  5. ^ D.S.S. Form 1 Military Draft Registration Card completed on June 7, 1946.
  6. ^ a b Duffin, Allan T.; Matheis, Paul (Sep 30, 2005). The 12 O'Clock High Logbook: The Unofficial History of the Novel, Motion Picture, and TV Series. BearManor Media. p. 104. ISBN 9781593930332.
  7. ^ "Stalag 17". Playbill. Retrieved 28 February 2016.
  8. ^ a b Hal Erickson (2016). "Robert Lansing: Biography". Movies & TV Dept. The New York Times. Archived from the original on 7 March 2016. Retrieved 28 February 2016.
  9. ^ Barnes, Clive (1973-10-17). "Drama: Sexual Warfare". The New York Times. ISSN 0362-4331. Retrieved 2022-02-04.
  10. ^ Barnes, Clive (1973-02-09). "Stage: Diverting Comedy". The New York Times.
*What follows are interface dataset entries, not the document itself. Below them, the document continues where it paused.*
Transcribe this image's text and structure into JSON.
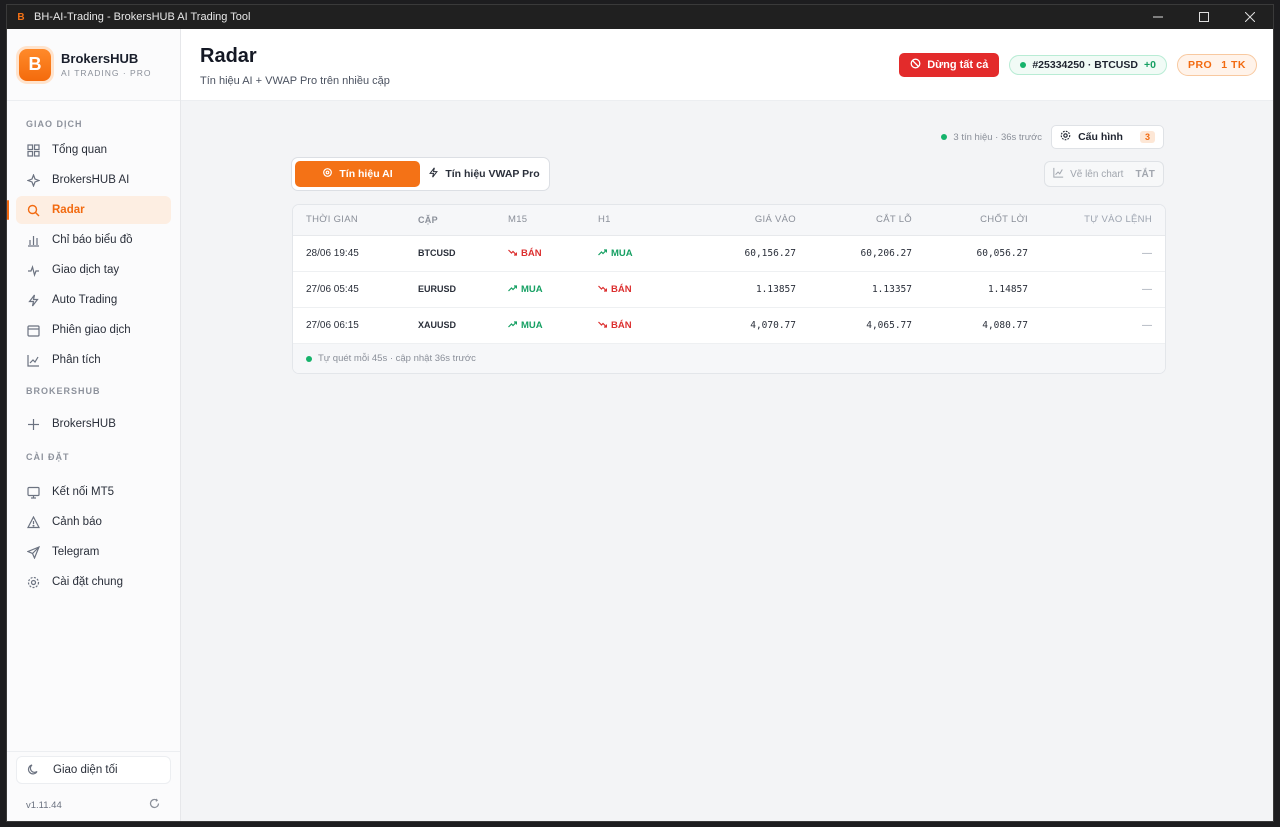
{
  "window": {
    "title": "BH-AI-Trading - BrokersHUB AI Trading Tool",
    "logo_letter": "B"
  },
  "brand": {
    "logo_letter": "B",
    "name": "BrokersHUB",
    "subtitle": "AI TRADING · PRO",
    "accent": "#f47216"
  },
  "sidebar": {
    "sections": [
      {
        "title": "GIAO DỊCH",
        "items": [
          {
            "label": "Tổng quan",
            "icon": "grid-icon"
          },
          {
            "label": "BrokersHUB AI",
            "icon": "sparkle-icon"
          },
          {
            "label": "Radar",
            "icon": "search-icon",
            "active": true
          },
          {
            "label": "Chỉ báo biểu đồ",
            "icon": "bar-chart-icon"
          },
          {
            "label": "Giao dịch tay",
            "icon": "pulse-icon"
          },
          {
            "label": "Auto Trading",
            "icon": "bolt-icon"
          },
          {
            "label": "Phiên giao dịch",
            "icon": "calendar-icon"
          },
          {
            "label": "Phân tích",
            "icon": "line-chart-icon"
          }
        ]
      },
      {
        "title": "BROKERSHUB",
        "items": [
          {
            "label": "BrokersHUB",
            "icon": "plus-icon"
          }
        ]
      },
      {
        "title": "CÀI ĐẶT",
        "items": [
          {
            "label": "Kết nối MT5",
            "icon": "monitor-icon"
          },
          {
            "label": "Cảnh báo",
            "icon": "warning-icon"
          },
          {
            "label": "Telegram",
            "icon": "send-icon"
          },
          {
            "label": "Cài đặt chung",
            "icon": "gear-icon"
          }
        ]
      }
    ],
    "theme_label": "Giao diện tối",
    "version": "v1.11.44"
  },
  "header": {
    "title": "Radar",
    "subtitle": "Tín hiệu AI + VWAP Pro trên nhiều cặp",
    "stop_all_label": "Dừng tất cả",
    "account": "#25334250 · BTCUSD",
    "account_pnl": "+0",
    "plan": "PRO",
    "plan_accounts": "1 TK"
  },
  "toolbar": {
    "status": "3 tín hiệu · 36s trước",
    "config_label": "Cấu hình",
    "config_count": "3",
    "tabs": [
      {
        "label": "Tín hiệu AI",
        "active": true
      },
      {
        "label": "Tín hiệu VWAP Pro",
        "active": false
      }
    ],
    "draw_label": "Vẽ lên chart",
    "draw_state": "TẮT"
  },
  "table": {
    "headers": [
      "THỜI GIAN",
      "CẶP",
      "M15",
      "H1",
      "GIÁ VÀO",
      "CẮT LỖ",
      "CHỐT LỜI",
      "TỰ VÀO LỆNH"
    ],
    "rows": [
      {
        "time": "28/06 19:45",
        "pair": "BTCUSD",
        "m15": "BÁN",
        "m15_dir": "sell",
        "h1": "MUA",
        "h1_dir": "buy",
        "entry": "60,156.27",
        "sl": "60,206.27",
        "tp": "60,056.27",
        "auto": "—"
      },
      {
        "time": "27/06 05:45",
        "pair": "EURUSD",
        "m15": "MUA",
        "m15_dir": "buy",
        "h1": "BÁN",
        "h1_dir": "sell",
        "entry": "1.13857",
        "sl": "1.13357",
        "tp": "1.14857",
        "auto": "—"
      },
      {
        "time": "27/06 06:15",
        "pair": "XAUUSD",
        "m15": "MUA",
        "m15_dir": "buy",
        "h1": "BÁN",
        "h1_dir": "sell",
        "entry": "4,070.77",
        "sl": "4,065.77",
        "tp": "4,080.77",
        "auto": "—"
      }
    ],
    "footer": "Tự quét mỗi 45s · cập nhật 36s trước"
  }
}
ISSN 0362-4331. Retrieved 2022-02-04.
  11. ^ "John L. Lewis on a New Stage". The New York Times. 1977-09-21. ISSN 0362-4331. Retrieved 2022-02-04.
  12. ^ "Robert Lansing". Archived from the original on 3 October 2020. Retrieved 28 February 2016.
  13. ^ Gussow, Mel (1989-06-27). "Review/Theater; A Civil War Panorama In 'John Brown's Body'". The New York Times. ISSN 0362-4331. Retrieved 2022-02-04.
  14. ^ "The Complete Assignment:Earth". Retrieved 28 February 2016.[unreliable source?]
  15. ^ a b "Robert Lansing Biographical Info". Bob's B-17 Page. Retrieved 1 March 2016.[unreliable source?]
  16. ^ a b Schemo, Diana Jean (October 25, 1994). "Robert Lansing, 66, an Actor On Stage, Screen and Television". The New York Times. Retrieved 21 February 2016.
  17. ^ "Robert Lansing (1928-1994) - Find a Grave..." Retrieved 2022-02-02.

External links[edit]